Learning the GitHub CLI

August 16, 2021

Recently, I made a decision to incorporate the GitHub CLI into my daily routine. To my surprise it was much easier than I thought it would be. Within the first day, it became obvious how much time I spent clicking through the GitHub UI searching, managing, and creating new issues and PRs.

Before moving forward, I heavily recommend looking through the the GitHub CLI documentation. I found that starting small and tweaking commands into custom aliases made the learning process much easier.

Helpful bits along the way

Here are some of commands I found helpful while getting started. I ended up using a combination of these commands in multiple custom aliases.

Note: the pr and issue keyword can be swapped in most cases.

Set your default editor

Setting an editor in the gh config is incredibly helpful for tasks such as creating PRs using the GitHub CLI. This is especially helpful if you prefer a more robust content editor as opposed to using nano to write content.

gh config set editor 'code --wait'

Using Help

If you're ever stuck a quick way to get unstuck is to use the help keyword which will show what options are available or arguments are expected for a command.

gh help, gh pr help, gh issue help, etc...

List aliases

Show all aliases and commands they perform. gh alias list

Create New Alias Creation

Create an alias or update an existing one. gh alias set alias-name 'command without gh'

Remove an Alias

Remove existing alias. gh alias delete alias-name

Checkout a PR Branch

Quickly checkout the branch of a PR. gh pr checkout <pr number>

List PRs

List all of your PRs on the current Git repo you're checked into. gh pr list

Current PR Status

Display the current status updates on your open PRs. gh pr status

See recent workflows

Show a list or recently run workflows. This gives a good overview of pipeline health. gh run list

View in on web

-w or -web on many variations of gh commands.

Custom Searches

You can make custom search filters similar to how you use search on GitHub. ex: gh pr list --search "is:pr is:open button"

Creating Custom Aliases

Aliases are a very powerful tool for creating quick and easy to remember commands to make the CLI work for you. Below are the ones I have come up with and use frequently. I highly recommend setting up some for your workflow.

Aliases can be added using gh alias set name 'command'. Also you can edit the config.yml found in ~/.config/gh/config.yml on Mac.

Note: The $1 represents a variable, ex: gh co 123 // checkout branch from pr #123

# Checkout a PR branch based on PR id.
co:    pr checkout $1

# Create a draft PR of current branch and self assign.
# Note: To retain your GitHub template you should avoid using "--fill".
dpr:   pr create --draft --assignee @me

# View PR by id in terminal window.
v:     pr view $1
# View PR by id on GitHub.com (web)
vw:    pr view $1 -w

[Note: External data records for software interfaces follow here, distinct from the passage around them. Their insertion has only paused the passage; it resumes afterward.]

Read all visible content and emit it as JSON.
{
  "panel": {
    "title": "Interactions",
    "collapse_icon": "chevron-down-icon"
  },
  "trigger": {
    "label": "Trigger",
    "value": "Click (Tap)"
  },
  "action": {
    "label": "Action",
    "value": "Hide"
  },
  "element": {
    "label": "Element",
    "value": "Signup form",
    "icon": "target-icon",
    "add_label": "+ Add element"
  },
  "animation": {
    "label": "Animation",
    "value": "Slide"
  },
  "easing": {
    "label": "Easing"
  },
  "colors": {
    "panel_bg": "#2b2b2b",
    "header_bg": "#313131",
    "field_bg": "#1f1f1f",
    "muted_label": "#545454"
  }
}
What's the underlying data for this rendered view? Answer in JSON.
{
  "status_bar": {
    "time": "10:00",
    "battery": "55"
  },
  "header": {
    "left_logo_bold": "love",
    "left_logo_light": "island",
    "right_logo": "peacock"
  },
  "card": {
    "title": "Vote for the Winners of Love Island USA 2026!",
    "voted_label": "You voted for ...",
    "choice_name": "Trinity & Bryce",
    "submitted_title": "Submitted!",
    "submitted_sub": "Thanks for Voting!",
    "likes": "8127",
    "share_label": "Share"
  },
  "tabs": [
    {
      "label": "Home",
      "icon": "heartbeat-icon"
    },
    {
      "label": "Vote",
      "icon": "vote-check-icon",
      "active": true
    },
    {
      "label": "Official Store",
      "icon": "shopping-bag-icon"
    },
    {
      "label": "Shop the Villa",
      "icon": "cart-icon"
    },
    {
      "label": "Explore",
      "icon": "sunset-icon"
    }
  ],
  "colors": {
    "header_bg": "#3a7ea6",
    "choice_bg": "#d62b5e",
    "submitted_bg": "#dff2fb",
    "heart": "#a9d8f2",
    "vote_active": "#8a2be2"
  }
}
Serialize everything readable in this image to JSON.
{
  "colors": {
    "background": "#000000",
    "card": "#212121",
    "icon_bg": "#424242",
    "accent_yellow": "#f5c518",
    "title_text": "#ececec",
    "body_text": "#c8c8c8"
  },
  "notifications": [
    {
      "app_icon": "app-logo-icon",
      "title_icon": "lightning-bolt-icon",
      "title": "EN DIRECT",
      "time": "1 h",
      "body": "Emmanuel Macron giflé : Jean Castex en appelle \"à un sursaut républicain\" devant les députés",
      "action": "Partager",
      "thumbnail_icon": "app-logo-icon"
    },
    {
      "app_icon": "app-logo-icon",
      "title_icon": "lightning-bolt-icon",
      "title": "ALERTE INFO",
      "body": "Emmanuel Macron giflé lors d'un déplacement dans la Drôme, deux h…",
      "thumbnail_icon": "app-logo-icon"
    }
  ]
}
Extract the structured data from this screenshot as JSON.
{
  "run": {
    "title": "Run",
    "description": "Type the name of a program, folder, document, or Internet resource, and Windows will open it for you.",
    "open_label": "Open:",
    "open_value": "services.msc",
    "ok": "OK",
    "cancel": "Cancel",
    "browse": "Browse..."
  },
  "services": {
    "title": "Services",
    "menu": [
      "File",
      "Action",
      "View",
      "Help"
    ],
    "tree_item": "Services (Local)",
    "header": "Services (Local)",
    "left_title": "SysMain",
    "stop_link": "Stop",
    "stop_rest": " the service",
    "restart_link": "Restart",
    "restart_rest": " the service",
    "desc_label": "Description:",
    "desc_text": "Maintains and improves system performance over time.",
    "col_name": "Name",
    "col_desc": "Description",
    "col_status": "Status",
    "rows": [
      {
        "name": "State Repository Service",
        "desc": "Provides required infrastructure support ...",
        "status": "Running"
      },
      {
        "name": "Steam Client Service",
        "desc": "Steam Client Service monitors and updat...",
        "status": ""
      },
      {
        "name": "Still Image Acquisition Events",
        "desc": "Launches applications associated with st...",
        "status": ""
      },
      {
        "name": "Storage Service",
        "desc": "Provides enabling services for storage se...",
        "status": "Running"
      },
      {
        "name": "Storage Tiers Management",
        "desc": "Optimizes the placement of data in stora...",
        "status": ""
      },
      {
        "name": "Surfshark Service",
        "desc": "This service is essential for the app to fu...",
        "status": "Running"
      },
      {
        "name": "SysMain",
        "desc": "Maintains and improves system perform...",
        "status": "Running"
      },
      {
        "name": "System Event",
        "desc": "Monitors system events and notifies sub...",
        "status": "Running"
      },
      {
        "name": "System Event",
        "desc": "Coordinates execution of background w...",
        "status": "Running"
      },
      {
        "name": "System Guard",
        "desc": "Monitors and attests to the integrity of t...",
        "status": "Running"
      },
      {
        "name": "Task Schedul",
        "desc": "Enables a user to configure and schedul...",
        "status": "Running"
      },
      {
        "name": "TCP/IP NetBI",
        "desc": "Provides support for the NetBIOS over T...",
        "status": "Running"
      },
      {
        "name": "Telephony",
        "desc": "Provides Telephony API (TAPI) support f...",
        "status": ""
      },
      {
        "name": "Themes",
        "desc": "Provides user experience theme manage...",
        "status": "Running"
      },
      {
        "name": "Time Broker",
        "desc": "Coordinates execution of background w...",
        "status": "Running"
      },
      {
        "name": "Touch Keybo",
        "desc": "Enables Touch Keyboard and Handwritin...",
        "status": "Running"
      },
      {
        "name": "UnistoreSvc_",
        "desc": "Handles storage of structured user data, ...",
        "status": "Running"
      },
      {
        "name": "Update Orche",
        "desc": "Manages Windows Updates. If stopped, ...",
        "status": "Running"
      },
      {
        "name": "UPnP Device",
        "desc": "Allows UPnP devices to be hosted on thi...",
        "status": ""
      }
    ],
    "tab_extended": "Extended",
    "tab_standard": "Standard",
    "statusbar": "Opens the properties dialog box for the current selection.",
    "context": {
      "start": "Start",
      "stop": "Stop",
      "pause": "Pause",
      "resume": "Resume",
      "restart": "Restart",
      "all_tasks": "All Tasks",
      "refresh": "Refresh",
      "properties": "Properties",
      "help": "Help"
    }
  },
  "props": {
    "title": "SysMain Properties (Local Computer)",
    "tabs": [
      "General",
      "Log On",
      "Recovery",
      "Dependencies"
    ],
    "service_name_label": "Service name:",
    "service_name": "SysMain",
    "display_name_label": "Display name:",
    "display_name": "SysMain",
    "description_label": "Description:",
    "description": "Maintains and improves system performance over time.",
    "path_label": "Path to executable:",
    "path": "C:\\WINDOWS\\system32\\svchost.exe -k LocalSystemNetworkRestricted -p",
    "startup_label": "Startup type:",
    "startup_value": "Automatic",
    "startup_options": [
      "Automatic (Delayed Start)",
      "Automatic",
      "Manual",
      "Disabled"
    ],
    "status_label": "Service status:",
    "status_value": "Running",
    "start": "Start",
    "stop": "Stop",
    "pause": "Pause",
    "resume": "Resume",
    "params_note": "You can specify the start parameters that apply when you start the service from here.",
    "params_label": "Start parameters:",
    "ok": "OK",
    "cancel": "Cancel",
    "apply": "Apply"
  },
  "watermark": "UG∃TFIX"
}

# List PRs assigned to me.
lpr:   pr list --author @me
# List PRs assigned to me that are closed.
lprc:  pr list --search "is:pr is:closed author:@me"

# List PRs to review.
lr:    pr list --search "is:open review-requested:@me"
# List PRs to review that are closed.
lrc:   pr list --search "is:closed review-requested:@me"

# Display your PR statuses
prs:   pr status

# Search issues by string ex: gh si button
si:    issue list --search "is:open is:issue $1"
# Search closed issues by string ex: gh sic button
sic:   issue list --search "is:issue is:closed $1"

# Search PRs by string ex: gh spr dev-4022
spr:   pr list --search "is:pr is:open $1"
# Search closed PRs by string ex: gh spr dev-4012
sprc:  pr list --search "is:pr is:closed $1"

Example Workflows

Each of these workflow use aliases. Refer the examples above to determine what each alias does.

Creating a New PR

  1. Navigate to project in terminal
  2. Create work on a branch
  3. Once ready to create a draft pr run gh dpr, this will draft a PR assigned you (note still working out the bugs on the template)
  4. Next, run gh vw to view the PR in the browser

Working on an existing PR workflow

  1. Navigate to project in terminal
  2. Runs gh lpr to see my work
  3. Runs gh co 123 to checkout a pr that I'd like to make changes to
  4. Run gh prs to check current build status after changes are added
  5. Once approved / ready, use gh merge to run through the merge process

Reviewing a PR Workflow

  1. Navigate to project in terminal
  2. Run gh lr to list reviews that I'm assigned to
  3. Use gh co 123 to checkout the PR for review
  4. Use gh vw 123 to view the PR details on GitHub.com
  5. Once an approval has been added, gh lr will no longer display the reviewed PR until changes are requested
Micheal England

Article by Micheal England.